Skip to main content /POLITICS

Julia Roberts chokes back tears before Congress

Actress lobbies to boost funding for Rett syndrome

WASHINGTON (CNN) -- Oscar-winning actress Julia Roberts emotionally appealed to Congress Thursday to boost federal funding to research Rett syndrome, a neurological disorder that prevents its victims from communicating or controlling their body movements.

Roberts joined about 20 families representing the International Rett Syndrome Association, or IRSA, before a subcommittee of the House Appropriations Committee.

The group is seeking $15.5 million in funding to examine Rett syndrome and related disorders for fiscal year 2003.

"Congress has within its power the ability to provide the accelerated funding needed to increase our understanding of Rett syndrome," Roberts testified.
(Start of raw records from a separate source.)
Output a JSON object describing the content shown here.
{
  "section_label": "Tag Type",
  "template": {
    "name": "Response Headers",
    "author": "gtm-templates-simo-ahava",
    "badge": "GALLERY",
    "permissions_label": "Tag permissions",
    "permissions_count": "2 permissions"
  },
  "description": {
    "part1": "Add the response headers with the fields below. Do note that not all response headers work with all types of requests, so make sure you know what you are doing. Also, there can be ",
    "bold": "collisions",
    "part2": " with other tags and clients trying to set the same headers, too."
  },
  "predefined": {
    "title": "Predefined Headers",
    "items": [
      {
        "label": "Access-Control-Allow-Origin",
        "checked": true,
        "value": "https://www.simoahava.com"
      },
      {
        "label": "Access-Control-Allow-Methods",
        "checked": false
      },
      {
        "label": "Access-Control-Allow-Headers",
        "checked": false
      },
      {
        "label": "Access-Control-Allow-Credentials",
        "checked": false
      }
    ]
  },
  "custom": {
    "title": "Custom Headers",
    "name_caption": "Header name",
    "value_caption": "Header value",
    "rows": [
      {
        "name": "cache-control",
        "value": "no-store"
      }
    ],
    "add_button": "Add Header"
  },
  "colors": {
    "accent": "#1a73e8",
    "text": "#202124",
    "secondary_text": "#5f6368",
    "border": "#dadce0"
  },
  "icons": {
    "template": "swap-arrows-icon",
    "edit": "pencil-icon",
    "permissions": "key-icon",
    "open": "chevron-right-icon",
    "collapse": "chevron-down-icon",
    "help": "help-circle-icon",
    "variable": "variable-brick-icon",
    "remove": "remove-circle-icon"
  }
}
Often misdiagnosed as autism or cerebral palsy, Rett syndrome usually appears in children between the ages of 6 months to 18 months and is found predominantly in females.

Those afflicted with the disorder often have problems communicating, seizures and disorganized breathing patterns.

Roberts became involved with IRSA after narrating a documentary called "Silent Angels: The Rett Syndrome Story."

Actress Julia Roberts asks support for research into Rett syndrome, a disease that attacks girls and young women (May 9)

Play video
Rett syndrome facts
  • Leaves victims unable to communicate, control body movements
  • Also characterized by seizures and disorganized breathing patterns
  • Found predominantly in females
  • Often misdiagnosed as autism or cerebral palsy
  • Usually appears between age 6 and 18 months
  • Linked to mutations in MECP2 gene
  • Her sister, Lisa, introduced the actress to Abigail Brodsky, who was featured in the film and recently died from complications related to the disorder at age 10. Roberts choked back tears Thursday as she recounted Brodsky's story.

    Scientists have made major progress in Rett syndrome research in recent years, discovering that girls with Rett syndrome have mutations of the MECP2 gene -- which is critical to the development of a healthy brain.

    "There is an urgent need now, with this gene discovery, to redouble the efforts of researchers and capitalize on their important and steadfast work," Roberts said.

    The finding contributed to the recognition of a new class of inherited neurodevelopmental disorders based on MECP2 mutations, such as autism and severe mental retardation, Dr. Alan Percy said Thursday.

    "There is growing excitement among scientists, and increasing awareness that investment in Rett syndrome research will pay handsome dividends in understanding this and other chromatin disorders," said Percy, who testified on IRSA's behalf.




    Back to the top